**Excerpts from an interface dataset:**
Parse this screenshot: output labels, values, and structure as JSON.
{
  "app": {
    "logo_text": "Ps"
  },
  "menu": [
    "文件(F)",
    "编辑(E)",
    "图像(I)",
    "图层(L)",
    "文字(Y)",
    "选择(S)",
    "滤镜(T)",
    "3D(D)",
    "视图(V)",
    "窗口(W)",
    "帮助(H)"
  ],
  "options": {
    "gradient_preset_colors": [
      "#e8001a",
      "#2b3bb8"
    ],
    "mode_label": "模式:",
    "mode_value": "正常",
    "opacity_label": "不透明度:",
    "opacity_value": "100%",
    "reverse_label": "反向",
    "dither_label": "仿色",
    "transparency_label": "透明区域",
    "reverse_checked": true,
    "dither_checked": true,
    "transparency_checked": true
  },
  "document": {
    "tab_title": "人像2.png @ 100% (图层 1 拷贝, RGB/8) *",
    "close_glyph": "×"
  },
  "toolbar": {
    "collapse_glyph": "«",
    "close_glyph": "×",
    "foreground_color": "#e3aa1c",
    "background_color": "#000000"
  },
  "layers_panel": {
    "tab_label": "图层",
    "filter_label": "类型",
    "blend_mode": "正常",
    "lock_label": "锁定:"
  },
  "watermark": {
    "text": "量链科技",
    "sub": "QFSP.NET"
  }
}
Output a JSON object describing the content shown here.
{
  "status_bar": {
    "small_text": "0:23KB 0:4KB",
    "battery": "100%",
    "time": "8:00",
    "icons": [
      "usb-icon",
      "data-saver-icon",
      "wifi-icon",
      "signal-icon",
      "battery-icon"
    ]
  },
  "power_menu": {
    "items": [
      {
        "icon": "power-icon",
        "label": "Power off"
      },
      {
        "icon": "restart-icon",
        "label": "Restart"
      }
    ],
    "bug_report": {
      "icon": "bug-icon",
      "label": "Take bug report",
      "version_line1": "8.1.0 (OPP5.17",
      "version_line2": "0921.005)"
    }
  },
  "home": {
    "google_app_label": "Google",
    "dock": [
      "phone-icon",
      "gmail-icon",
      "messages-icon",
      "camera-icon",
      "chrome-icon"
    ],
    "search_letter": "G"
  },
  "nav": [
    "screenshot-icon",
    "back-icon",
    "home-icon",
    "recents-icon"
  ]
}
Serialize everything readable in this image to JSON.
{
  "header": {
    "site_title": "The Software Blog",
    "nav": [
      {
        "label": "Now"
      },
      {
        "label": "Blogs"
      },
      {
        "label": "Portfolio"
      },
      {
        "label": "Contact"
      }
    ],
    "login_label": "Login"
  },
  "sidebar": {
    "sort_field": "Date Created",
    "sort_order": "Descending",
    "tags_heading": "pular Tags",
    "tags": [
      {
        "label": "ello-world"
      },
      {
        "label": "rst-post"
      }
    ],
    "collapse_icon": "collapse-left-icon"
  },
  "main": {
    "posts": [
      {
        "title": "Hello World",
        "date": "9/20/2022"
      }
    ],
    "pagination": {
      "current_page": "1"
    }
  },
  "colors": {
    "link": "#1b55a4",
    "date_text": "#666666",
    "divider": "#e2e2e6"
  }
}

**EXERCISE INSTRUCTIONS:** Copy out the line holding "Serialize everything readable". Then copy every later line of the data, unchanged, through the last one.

**RESPONSE BOX:**
Serialize everything readable in this image to JSON.
{
  "header": {
    "site_title": "The Software Blog",
    "nav": [
      {
        "label": "Now"
      },
      {
        "label": "Blogs"
      },
      {
        "label": "Portfolio"
      },
      {
        "label": "Contact"
      }
    ],
    "login_label": "Login"
  },
  "sidebar": {
    "sort_field": "Date Created",
    "sort_order": "Descending",
    "tags_heading": "pular Tags",
    "tags": [
      {
        "label": "ello-world"
      },
      {
        "label": "rst-post"
      }
    ],
    "collapse_icon": "collapse-left-icon"
  },
  "main": {
    "posts": [
      {
        "title": "Hello World",
        "date": "9/20/2022"
      }
    ],
    "pagination": {
      "current_page": "1"
    }
  },
  "colors": {
    "link": "#1b55a4",
    "date_text": "#666666",
    "divider": "#e2e2e6"
  }
}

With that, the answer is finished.